> _Task description_:
Provide the count of lines below where "amount" occurs, with no other output.

> _Data for the task_:
——

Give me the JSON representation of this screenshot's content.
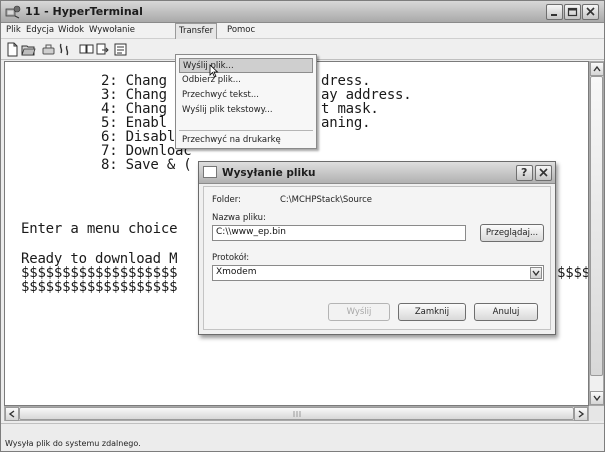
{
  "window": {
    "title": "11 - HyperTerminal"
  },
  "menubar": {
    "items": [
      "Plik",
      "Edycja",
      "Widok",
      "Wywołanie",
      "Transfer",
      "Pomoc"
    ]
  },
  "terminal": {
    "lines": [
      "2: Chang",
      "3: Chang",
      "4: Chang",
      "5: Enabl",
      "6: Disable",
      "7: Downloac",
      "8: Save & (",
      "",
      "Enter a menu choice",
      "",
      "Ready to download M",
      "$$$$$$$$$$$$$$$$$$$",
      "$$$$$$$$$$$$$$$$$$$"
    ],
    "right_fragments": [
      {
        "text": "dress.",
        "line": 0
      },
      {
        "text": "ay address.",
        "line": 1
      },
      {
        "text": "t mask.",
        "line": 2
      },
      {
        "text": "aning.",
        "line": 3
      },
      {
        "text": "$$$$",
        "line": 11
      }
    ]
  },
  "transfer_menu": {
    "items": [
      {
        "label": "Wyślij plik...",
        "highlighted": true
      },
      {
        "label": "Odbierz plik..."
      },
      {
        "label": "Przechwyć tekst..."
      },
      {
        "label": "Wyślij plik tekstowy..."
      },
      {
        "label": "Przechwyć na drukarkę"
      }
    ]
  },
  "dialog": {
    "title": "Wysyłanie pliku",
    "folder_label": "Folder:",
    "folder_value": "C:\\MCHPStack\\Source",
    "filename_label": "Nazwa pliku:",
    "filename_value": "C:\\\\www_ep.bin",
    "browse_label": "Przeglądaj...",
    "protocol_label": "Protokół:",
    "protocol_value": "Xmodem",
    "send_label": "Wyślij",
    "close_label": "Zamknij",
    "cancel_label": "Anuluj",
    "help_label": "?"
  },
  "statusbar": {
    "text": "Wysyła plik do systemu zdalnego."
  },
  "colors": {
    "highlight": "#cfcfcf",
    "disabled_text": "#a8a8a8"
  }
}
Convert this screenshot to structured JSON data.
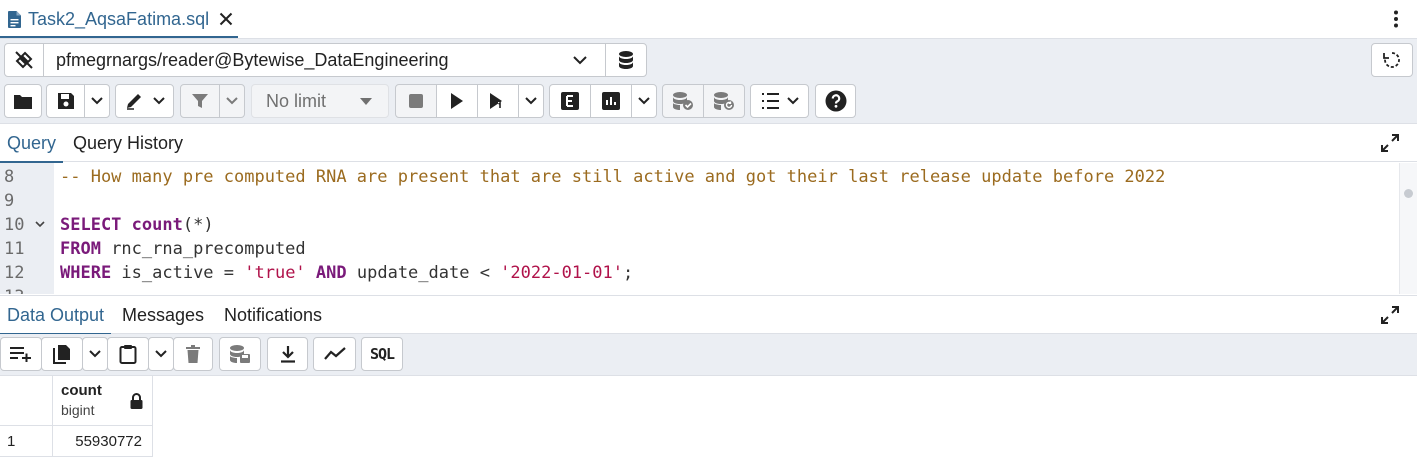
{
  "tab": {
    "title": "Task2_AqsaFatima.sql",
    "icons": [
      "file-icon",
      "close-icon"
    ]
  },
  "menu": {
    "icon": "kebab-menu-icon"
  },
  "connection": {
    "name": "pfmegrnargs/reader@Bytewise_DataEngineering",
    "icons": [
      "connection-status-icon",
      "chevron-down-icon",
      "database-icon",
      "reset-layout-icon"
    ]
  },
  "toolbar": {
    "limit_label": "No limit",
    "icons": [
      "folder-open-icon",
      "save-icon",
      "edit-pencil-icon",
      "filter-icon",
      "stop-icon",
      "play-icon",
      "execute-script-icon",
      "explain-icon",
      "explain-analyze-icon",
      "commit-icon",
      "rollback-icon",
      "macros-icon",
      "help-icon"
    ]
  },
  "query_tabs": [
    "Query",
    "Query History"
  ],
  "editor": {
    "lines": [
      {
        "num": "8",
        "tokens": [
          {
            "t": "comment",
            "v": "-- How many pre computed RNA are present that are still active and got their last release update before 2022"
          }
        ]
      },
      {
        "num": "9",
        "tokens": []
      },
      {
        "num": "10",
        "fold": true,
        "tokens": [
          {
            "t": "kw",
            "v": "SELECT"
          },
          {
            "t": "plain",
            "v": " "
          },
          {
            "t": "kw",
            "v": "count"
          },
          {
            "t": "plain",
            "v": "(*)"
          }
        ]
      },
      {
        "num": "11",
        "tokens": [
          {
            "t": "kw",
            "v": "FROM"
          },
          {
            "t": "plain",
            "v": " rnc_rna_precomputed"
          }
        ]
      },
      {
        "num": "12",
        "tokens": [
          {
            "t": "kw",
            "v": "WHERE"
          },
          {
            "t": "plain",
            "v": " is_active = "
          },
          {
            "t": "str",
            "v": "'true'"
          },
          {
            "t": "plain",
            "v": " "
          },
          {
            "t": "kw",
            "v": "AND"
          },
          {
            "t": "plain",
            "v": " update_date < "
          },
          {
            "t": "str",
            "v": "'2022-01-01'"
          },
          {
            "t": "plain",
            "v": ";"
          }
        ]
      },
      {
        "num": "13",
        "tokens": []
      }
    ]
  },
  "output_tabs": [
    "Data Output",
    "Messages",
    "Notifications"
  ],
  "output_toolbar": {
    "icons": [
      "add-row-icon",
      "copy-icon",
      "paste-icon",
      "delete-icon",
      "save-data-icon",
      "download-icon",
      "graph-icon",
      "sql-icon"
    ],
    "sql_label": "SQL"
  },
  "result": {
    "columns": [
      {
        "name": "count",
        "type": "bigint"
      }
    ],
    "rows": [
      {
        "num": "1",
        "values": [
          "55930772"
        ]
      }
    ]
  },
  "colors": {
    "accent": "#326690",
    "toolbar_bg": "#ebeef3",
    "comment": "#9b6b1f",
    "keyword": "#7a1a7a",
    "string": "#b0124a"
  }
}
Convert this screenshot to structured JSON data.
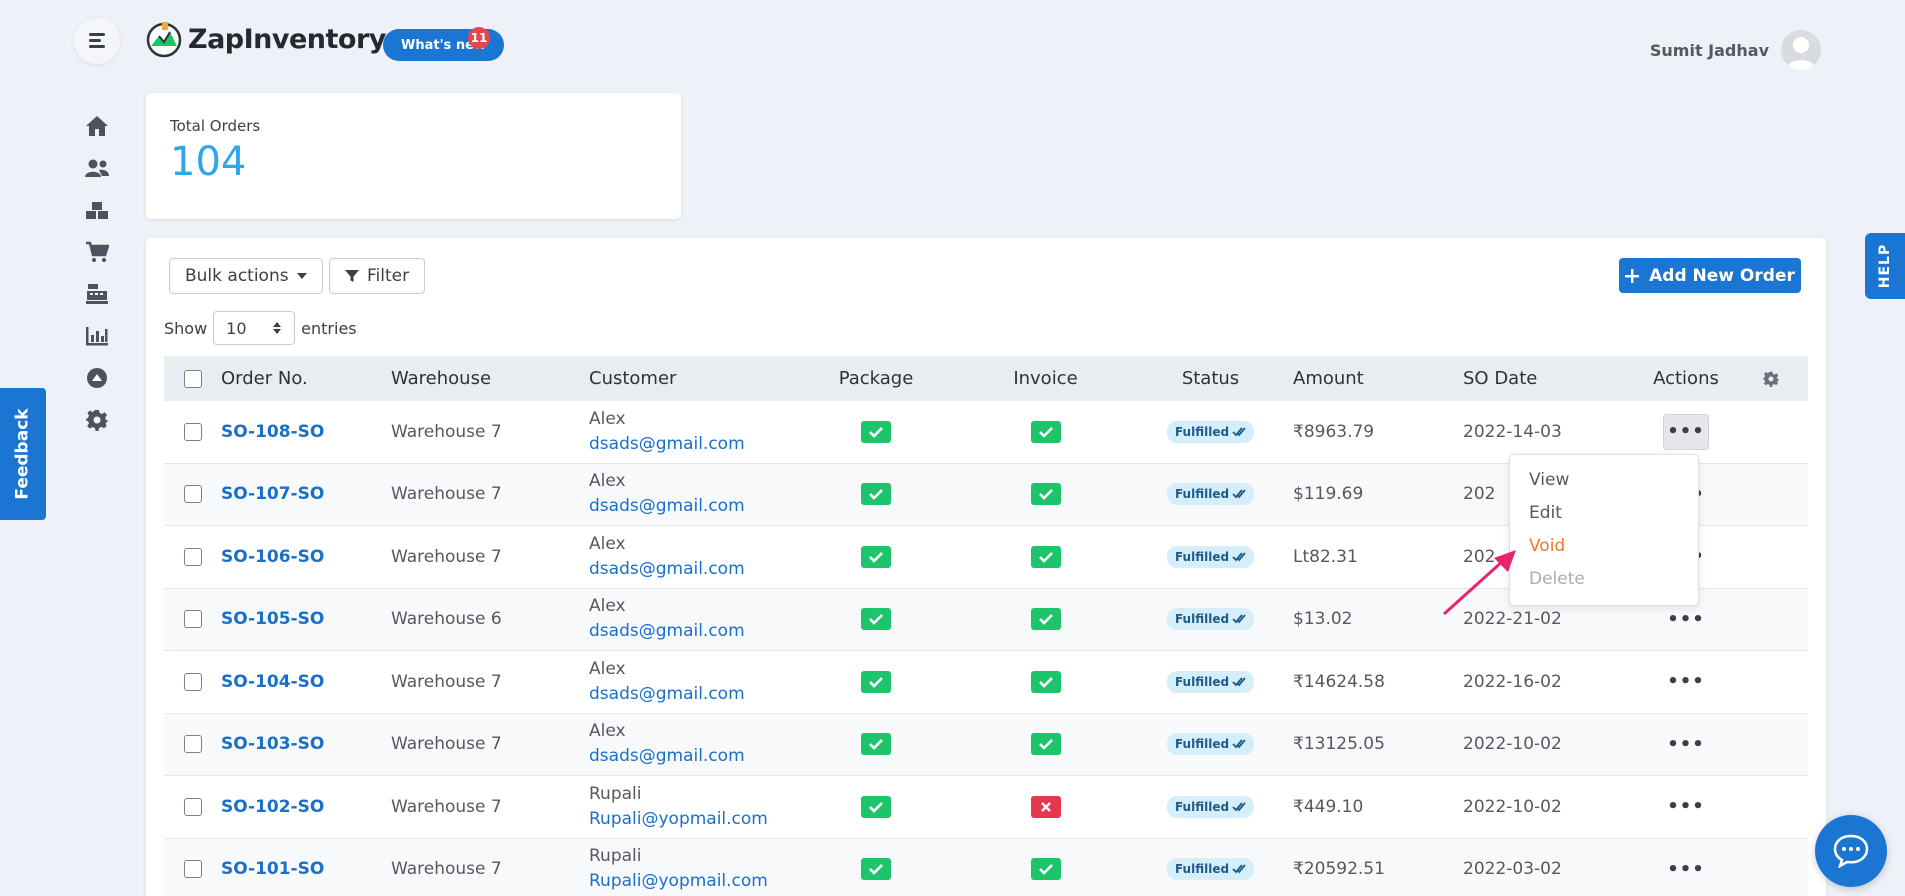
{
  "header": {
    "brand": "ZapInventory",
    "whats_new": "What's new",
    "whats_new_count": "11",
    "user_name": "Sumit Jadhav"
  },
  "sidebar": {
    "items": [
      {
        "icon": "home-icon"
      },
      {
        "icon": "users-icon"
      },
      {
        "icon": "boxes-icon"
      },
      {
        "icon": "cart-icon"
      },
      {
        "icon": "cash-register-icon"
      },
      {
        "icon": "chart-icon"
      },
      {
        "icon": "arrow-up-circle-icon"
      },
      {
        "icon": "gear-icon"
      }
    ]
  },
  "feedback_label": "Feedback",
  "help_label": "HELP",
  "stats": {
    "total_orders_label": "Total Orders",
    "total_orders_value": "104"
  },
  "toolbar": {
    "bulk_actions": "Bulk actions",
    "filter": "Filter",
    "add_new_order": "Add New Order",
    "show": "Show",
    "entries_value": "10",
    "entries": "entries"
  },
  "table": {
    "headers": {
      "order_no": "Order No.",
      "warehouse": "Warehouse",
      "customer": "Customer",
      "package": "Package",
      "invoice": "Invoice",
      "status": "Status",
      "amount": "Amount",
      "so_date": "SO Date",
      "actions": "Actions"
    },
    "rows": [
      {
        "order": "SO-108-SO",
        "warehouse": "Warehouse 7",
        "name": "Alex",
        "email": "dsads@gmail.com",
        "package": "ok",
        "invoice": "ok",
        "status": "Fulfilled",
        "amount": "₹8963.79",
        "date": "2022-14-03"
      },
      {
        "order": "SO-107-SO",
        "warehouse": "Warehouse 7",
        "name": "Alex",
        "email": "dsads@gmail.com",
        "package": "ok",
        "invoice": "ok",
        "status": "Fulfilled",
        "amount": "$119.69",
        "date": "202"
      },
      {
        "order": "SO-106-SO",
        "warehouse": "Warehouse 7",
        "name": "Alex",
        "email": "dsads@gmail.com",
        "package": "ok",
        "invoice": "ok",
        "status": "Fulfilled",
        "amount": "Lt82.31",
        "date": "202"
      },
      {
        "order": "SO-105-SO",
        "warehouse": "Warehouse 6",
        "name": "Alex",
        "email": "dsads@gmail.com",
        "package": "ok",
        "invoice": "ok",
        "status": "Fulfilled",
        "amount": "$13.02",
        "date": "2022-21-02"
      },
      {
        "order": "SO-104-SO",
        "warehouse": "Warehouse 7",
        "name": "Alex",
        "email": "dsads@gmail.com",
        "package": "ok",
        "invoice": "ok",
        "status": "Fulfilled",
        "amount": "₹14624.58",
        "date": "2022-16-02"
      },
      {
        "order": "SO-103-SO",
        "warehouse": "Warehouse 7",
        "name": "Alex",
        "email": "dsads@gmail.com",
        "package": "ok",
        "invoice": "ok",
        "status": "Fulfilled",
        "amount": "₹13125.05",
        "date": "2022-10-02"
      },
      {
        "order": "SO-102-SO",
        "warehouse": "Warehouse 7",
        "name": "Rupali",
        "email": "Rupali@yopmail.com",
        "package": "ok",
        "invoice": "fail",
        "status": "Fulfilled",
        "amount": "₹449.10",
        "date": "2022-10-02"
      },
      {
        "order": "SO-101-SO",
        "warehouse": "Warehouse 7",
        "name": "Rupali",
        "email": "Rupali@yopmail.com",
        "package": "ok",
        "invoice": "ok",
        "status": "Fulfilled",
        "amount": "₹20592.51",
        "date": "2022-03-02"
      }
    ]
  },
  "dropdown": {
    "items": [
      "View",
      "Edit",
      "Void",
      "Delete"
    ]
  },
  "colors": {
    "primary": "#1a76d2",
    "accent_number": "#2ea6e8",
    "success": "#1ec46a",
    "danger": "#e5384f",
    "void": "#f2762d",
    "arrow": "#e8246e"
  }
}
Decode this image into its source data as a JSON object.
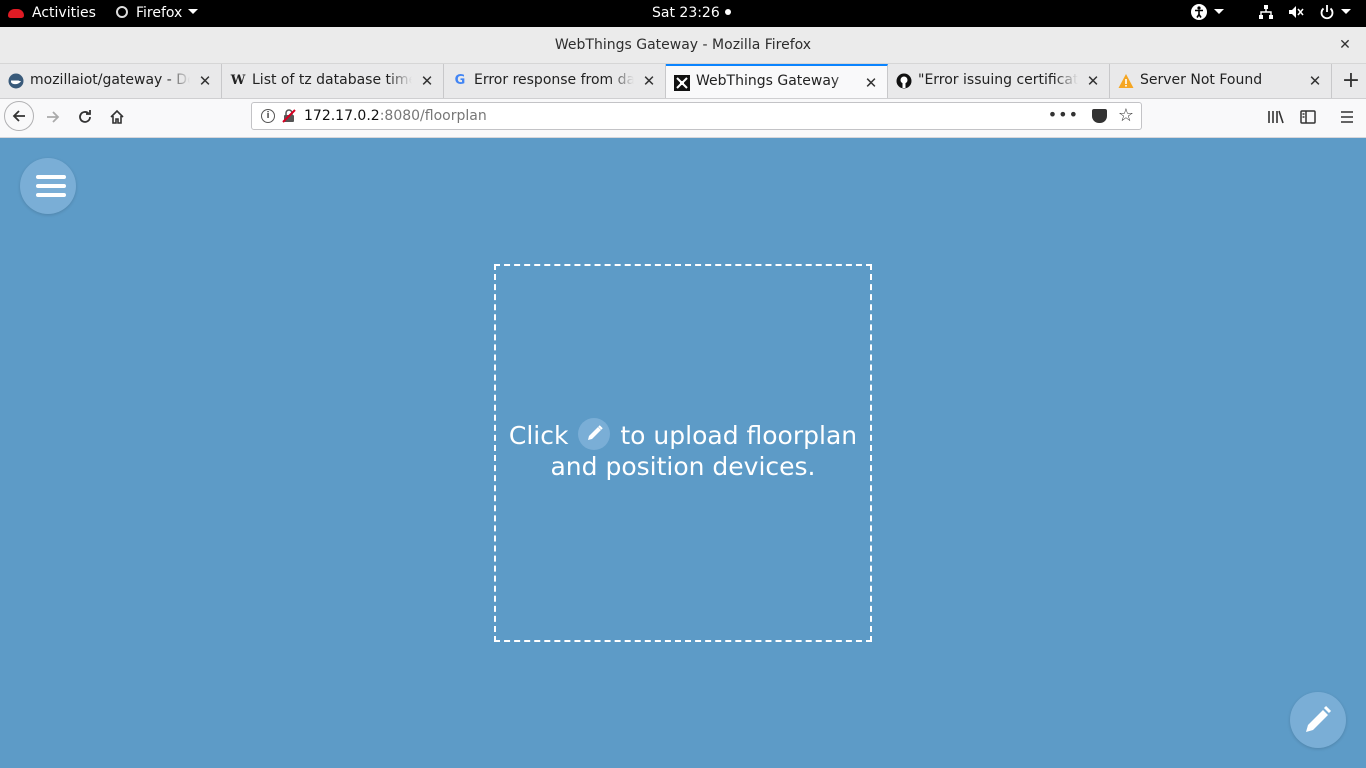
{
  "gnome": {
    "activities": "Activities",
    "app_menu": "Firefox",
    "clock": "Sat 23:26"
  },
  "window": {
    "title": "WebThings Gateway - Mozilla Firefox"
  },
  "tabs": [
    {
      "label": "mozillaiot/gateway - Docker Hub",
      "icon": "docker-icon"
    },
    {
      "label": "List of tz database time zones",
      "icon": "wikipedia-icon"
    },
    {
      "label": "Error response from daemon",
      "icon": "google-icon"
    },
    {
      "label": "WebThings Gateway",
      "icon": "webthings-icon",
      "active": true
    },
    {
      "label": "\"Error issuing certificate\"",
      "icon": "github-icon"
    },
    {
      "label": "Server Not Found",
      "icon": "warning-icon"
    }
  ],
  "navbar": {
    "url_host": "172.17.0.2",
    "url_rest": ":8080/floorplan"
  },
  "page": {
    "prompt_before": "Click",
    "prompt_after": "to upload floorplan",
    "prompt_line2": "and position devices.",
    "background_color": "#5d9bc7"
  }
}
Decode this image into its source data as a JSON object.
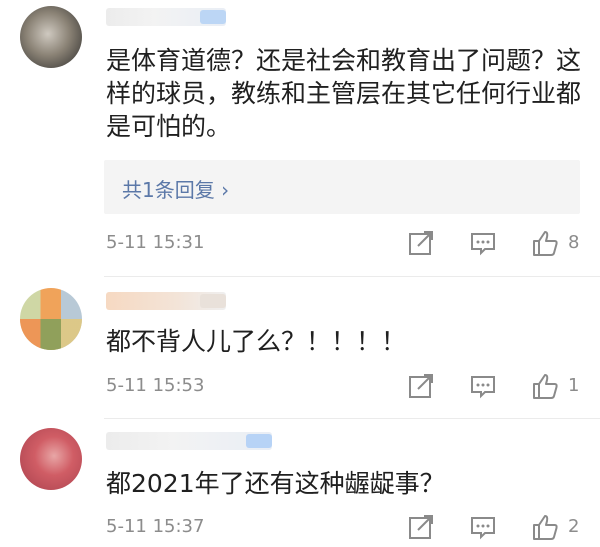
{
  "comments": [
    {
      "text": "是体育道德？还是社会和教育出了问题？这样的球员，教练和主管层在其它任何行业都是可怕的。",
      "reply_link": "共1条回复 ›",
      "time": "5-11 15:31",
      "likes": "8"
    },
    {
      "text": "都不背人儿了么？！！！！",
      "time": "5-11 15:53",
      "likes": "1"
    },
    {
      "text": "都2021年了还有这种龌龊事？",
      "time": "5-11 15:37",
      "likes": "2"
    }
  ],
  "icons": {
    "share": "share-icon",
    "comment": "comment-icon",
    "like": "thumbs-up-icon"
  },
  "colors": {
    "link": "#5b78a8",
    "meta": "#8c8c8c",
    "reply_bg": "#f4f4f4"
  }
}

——

> _Answer to this problem_:
9